Problem details
If a line in the entries below contains the word "VOSTRI", it counts; report how many such lines there are, and only that number.

§ §

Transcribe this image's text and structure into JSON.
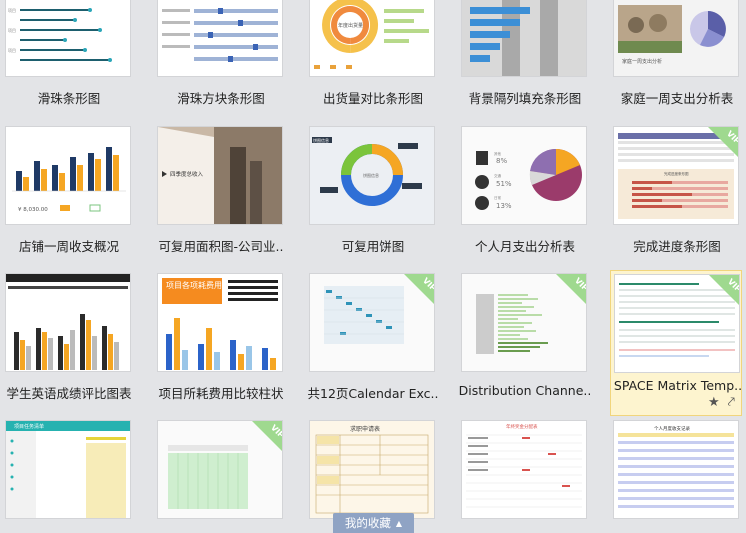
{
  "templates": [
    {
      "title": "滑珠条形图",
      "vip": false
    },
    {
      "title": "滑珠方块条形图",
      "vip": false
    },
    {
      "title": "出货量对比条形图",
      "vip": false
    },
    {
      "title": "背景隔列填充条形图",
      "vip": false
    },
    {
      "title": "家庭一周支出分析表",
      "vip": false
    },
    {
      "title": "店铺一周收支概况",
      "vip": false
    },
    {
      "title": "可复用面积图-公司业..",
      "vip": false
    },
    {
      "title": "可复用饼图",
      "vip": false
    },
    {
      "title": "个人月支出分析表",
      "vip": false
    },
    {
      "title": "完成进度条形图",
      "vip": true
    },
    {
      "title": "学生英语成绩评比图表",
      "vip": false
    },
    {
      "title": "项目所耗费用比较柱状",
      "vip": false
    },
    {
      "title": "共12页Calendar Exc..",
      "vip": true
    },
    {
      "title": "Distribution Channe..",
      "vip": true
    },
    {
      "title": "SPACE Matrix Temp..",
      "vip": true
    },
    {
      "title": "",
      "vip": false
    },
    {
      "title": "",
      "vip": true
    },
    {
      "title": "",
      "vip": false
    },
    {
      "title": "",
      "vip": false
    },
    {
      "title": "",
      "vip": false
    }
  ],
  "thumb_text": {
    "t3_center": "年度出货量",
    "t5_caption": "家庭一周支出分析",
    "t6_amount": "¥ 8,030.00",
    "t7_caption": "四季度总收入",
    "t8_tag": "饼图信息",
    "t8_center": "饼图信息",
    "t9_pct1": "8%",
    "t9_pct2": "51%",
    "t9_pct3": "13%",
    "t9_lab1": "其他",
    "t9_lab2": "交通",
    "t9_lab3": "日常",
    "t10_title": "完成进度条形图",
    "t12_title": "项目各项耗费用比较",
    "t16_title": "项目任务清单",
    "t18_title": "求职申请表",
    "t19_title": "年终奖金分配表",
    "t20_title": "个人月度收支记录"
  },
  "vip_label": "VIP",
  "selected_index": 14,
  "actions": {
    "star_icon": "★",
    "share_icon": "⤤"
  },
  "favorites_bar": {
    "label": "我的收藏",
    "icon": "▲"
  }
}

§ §

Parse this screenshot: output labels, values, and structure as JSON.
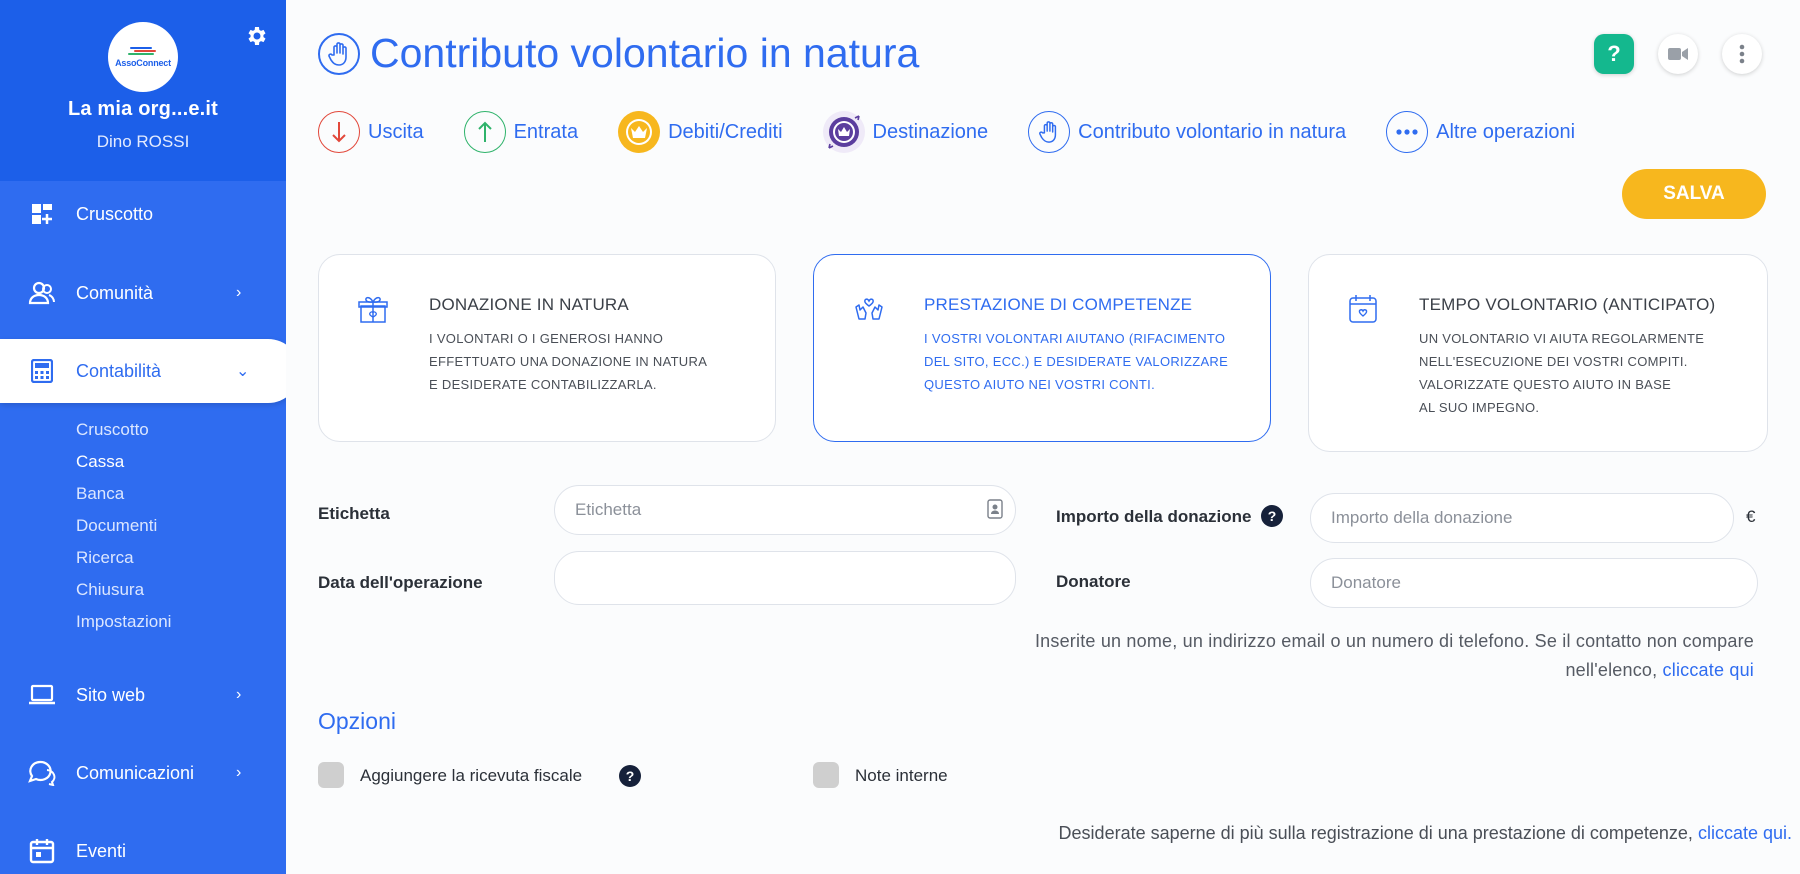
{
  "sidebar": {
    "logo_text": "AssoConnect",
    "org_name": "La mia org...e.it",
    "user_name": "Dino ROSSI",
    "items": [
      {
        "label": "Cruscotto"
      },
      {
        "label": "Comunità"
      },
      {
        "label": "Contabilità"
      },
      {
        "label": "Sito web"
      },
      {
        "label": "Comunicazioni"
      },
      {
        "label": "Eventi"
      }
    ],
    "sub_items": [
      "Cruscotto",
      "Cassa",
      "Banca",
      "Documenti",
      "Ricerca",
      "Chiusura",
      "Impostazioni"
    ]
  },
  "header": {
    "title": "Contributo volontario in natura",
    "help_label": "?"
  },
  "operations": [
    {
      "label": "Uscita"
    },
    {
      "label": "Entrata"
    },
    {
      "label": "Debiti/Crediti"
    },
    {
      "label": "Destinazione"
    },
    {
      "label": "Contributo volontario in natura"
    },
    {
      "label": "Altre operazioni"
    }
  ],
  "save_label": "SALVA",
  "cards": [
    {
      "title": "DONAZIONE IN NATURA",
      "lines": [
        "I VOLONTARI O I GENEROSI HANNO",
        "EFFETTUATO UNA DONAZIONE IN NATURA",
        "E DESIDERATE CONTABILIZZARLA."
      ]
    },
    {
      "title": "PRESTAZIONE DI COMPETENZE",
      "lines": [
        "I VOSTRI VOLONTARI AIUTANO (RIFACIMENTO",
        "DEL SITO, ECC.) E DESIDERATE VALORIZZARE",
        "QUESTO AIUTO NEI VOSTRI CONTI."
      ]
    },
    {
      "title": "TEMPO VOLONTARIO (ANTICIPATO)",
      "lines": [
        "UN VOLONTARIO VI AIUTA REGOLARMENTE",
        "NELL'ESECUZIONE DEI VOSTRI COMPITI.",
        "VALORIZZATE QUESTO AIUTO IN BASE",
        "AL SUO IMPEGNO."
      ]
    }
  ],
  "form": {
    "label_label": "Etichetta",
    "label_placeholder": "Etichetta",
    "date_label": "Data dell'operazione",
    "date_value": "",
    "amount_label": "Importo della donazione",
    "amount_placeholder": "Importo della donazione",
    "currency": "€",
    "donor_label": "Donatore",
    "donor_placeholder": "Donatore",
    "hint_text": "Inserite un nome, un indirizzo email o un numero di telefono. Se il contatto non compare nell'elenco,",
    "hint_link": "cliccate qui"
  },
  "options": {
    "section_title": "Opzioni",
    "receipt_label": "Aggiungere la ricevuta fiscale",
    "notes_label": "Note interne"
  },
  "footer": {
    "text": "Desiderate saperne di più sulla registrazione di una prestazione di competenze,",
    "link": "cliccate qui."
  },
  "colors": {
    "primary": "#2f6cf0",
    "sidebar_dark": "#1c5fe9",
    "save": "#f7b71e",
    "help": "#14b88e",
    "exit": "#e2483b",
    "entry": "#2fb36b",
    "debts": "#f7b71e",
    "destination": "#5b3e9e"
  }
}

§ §

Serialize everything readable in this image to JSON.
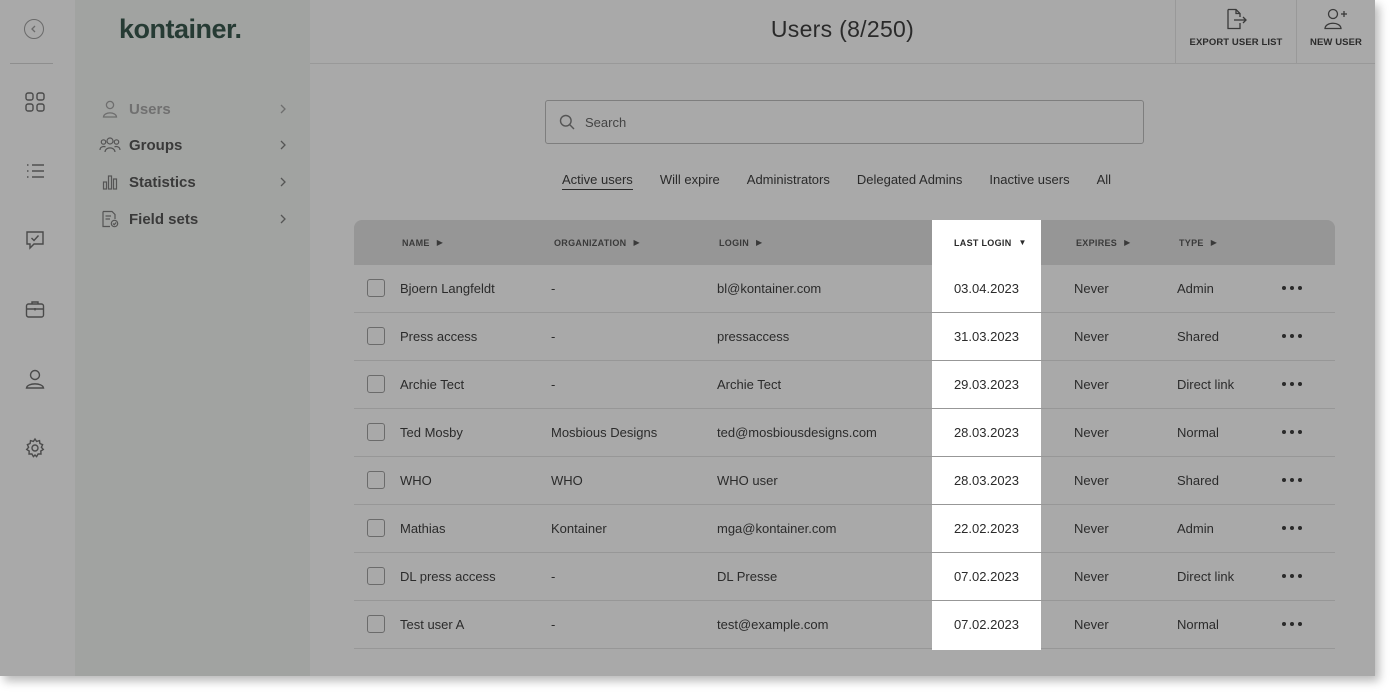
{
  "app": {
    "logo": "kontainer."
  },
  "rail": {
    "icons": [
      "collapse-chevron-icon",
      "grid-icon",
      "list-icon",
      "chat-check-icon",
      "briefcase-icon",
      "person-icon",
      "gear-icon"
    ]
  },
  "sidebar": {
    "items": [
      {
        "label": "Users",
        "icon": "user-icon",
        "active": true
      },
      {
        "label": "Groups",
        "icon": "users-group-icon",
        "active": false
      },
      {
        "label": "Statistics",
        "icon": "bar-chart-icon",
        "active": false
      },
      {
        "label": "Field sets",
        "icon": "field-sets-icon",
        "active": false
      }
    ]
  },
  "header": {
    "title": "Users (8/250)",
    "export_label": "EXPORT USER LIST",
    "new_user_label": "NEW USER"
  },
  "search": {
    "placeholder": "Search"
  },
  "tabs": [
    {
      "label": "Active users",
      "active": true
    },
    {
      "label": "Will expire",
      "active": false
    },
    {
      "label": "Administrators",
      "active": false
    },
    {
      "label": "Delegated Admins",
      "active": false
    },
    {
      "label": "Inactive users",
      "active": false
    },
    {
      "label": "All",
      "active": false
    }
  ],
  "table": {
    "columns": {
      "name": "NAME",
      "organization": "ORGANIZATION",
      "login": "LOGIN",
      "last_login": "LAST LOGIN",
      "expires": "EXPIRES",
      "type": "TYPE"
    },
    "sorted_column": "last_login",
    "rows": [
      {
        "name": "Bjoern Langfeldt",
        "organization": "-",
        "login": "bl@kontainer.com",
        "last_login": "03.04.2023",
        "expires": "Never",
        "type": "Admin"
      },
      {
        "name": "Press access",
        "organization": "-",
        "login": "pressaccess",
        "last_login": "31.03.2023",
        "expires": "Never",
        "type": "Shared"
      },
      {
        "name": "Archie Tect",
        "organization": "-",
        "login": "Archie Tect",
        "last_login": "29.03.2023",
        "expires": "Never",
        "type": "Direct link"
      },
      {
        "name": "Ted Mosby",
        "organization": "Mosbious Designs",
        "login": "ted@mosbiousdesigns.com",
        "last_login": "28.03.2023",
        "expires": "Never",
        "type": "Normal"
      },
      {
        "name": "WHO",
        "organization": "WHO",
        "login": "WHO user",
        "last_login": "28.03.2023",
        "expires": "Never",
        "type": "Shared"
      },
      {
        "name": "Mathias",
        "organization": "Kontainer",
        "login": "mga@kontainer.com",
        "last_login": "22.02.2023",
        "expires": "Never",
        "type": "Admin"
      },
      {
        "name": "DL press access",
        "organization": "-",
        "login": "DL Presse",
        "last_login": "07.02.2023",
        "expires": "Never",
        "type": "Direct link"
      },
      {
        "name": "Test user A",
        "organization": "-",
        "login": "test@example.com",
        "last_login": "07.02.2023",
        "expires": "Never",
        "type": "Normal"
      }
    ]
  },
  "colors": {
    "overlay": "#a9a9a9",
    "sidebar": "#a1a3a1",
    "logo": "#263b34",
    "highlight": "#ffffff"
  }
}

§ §

Completed task
3